Every line holding "higher" should be copied from the records below.
*** Provided data Section Begins ***
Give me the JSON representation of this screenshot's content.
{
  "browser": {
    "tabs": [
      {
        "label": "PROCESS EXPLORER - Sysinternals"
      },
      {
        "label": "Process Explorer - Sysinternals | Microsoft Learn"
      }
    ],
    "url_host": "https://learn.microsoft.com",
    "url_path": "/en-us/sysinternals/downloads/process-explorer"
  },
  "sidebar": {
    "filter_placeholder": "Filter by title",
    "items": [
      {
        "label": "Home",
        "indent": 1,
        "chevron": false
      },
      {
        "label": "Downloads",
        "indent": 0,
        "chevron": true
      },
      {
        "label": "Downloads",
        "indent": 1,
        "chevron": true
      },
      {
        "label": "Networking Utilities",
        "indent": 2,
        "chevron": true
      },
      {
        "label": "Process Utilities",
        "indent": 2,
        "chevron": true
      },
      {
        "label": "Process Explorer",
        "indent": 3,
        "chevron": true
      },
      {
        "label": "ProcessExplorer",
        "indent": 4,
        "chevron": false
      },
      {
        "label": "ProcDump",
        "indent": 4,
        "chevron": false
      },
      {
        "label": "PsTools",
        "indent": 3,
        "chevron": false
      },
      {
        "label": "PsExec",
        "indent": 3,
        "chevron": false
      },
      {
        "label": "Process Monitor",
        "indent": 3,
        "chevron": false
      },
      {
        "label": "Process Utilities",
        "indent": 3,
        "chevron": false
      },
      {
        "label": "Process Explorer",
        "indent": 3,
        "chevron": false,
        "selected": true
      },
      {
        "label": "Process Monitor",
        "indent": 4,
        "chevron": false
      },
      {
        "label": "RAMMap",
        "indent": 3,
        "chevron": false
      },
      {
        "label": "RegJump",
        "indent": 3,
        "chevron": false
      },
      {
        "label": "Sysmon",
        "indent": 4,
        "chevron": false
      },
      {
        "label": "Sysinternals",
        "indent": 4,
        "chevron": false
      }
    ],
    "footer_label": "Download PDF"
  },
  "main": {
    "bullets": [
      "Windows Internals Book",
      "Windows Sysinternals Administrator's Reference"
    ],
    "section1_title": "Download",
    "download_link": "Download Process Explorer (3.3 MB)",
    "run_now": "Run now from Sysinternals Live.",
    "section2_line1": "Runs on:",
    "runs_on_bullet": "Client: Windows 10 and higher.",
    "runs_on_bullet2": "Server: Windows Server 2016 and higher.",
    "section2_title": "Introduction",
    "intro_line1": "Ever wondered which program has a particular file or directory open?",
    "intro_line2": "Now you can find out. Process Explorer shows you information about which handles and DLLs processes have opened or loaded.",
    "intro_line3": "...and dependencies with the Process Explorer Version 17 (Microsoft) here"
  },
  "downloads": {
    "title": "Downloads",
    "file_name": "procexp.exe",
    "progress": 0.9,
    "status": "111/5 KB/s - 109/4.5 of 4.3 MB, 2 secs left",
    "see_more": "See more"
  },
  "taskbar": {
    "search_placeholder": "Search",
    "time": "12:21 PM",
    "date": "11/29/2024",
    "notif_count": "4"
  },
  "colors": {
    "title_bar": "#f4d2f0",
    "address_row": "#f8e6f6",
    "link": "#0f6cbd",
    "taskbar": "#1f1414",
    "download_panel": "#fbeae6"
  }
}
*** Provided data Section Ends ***
(Response box):
    "runs_on_bullet": "Client: Windows 10 and higher.",
    "runs_on_bullet2": "Server: Windows Server 2016 and higher.",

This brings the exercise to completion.